A map of the Milky Way’s satellite galaxies, globular clusters, and other objects in orbit. [Credit: ESA/Gaia]

For Forbes:

The European Space Agency’s Gaia telescope is designed to map the position and speed of a billion stars in the Milky Way and its neighboring galaxies. In fact, some of those galaxies are satellites, which whirl around our home galaxy in a complicated dance. Part of Gaia’s mission is to help us understand that dance.

Many of these satellite galaxies actually orbit inside the halo of the mysterious, invisible dark matter that makes up most of the Milky Way’s mass. For that reason, the dance of the satellites tells us about the structure of the Milky Way, along with the shared history and evolution of all the galaxies involved. The Gaia space telescope’s second data release from last week allowed astronomers to map out the positions and motion of stars inside eleven satellite galaxies, along with other star clusters. The result: new estimate on the mass of the Milky Way, and a fully three-dimensional map of nearly 90 objects in orbit around our galaxy.

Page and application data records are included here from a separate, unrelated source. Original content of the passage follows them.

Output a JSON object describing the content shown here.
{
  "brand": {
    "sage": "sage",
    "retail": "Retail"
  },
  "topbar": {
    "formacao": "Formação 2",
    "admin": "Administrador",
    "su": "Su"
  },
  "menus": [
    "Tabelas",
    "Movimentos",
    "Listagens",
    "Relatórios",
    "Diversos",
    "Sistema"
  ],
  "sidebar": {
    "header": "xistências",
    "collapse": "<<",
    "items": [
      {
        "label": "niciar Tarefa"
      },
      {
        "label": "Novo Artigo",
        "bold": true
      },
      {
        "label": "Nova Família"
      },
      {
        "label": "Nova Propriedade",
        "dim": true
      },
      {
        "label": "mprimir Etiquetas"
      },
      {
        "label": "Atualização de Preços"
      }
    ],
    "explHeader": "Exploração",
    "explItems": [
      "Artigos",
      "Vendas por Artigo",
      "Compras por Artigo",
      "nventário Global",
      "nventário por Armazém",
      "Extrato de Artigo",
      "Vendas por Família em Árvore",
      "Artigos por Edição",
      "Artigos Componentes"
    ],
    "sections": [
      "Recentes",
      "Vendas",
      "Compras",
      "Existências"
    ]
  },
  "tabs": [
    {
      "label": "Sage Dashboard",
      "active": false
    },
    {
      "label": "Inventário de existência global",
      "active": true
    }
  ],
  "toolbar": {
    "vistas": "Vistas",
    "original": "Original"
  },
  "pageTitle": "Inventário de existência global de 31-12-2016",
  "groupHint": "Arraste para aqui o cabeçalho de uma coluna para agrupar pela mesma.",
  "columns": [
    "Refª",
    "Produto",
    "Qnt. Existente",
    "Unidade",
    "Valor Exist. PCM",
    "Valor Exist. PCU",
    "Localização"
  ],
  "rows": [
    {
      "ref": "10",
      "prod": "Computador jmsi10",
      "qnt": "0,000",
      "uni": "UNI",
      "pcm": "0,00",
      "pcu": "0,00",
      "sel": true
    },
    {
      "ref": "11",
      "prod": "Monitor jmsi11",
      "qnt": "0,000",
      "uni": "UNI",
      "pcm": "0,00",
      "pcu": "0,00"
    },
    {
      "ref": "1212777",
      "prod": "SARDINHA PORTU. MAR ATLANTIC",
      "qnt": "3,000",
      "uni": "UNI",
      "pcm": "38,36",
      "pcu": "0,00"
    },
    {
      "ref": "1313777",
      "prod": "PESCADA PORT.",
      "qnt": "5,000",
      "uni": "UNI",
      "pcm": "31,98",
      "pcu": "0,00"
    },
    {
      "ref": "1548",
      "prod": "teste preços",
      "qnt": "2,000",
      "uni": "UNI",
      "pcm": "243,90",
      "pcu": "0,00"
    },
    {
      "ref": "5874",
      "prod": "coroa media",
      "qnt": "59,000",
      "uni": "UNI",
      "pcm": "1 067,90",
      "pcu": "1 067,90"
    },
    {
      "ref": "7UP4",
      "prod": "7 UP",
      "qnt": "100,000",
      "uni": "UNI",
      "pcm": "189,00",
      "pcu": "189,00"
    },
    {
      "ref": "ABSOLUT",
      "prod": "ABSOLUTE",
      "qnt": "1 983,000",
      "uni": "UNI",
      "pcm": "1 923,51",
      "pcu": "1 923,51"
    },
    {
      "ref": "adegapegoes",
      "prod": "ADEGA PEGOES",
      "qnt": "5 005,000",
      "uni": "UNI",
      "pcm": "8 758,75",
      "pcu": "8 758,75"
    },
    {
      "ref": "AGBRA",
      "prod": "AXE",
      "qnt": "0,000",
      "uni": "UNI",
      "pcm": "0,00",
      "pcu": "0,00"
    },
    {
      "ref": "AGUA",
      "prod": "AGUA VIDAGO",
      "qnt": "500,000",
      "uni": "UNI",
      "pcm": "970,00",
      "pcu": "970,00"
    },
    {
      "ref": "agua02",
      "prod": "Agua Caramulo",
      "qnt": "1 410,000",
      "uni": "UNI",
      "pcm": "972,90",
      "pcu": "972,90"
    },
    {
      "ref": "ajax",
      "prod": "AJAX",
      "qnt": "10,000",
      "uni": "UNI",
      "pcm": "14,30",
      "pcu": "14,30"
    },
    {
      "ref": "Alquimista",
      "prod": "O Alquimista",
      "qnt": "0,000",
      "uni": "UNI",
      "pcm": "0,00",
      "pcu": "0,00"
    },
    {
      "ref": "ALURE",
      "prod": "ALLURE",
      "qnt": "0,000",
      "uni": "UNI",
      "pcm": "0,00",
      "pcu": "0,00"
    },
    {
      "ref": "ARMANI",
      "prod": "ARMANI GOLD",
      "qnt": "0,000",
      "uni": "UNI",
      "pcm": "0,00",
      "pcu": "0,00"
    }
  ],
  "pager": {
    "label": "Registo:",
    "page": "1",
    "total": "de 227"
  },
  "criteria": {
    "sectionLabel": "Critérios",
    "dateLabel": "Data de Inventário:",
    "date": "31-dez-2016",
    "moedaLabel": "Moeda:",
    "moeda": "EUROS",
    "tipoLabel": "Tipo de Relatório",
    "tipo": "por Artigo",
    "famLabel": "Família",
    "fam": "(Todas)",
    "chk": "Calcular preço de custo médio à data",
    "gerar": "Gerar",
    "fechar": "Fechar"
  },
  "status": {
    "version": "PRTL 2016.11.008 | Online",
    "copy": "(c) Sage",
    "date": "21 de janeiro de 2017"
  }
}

[Read the rest at Forbes]


Our local group of galaxies—known imaginatively as the Local Group—has two huge galaxies: the Milky Way and M31, also known as the Andromeda Galaxy. Both of these galaxies are large enough to have a number of satellites, including the substantial Magellanic Clouds and M33 (Triangulum Galaxy). However, most satellites are dwarf galaxies, very faint and relatively low mass. As a result, a moderately complete census of satellites has proven difficult even for the Milky Way, but what recent observations have found is surprising. In both cases, a number of the satellite galaxies orbit in a single plane, and at least in the case of Andromeda, they orbit in the same direction.

The Pan-Andromeda Archaeological Survey (featuring the diverting acronym PAndAS) was established to provide a high-resolution, large-scale panorama of M31 and its environs. 27 dwarf galaxies that can be unambiguously associated with Andromeda lie within the PAndAS survey region. The astronomers measured the distances and velocities of each of these galaxies, yielding a three-dimensional and dynamical view of the M31 system.

They found 15 of those satellites were arranged along a relatively thin arc from the perspective of Earth, meaning they lie close to a single plane. Further analysis revealed 13 of the 15 galaxies were also moving in a coherent pattern: those “north” of Andromeda were moving away from us, while those “south” were traveling toward us. That indicates a clear rotational pattern; the authors estimated only a 1.4 percent probability of motion like this being random chance. [Read more…]

Why do half of Andromeda’s satellite galaxies orbit in a plane?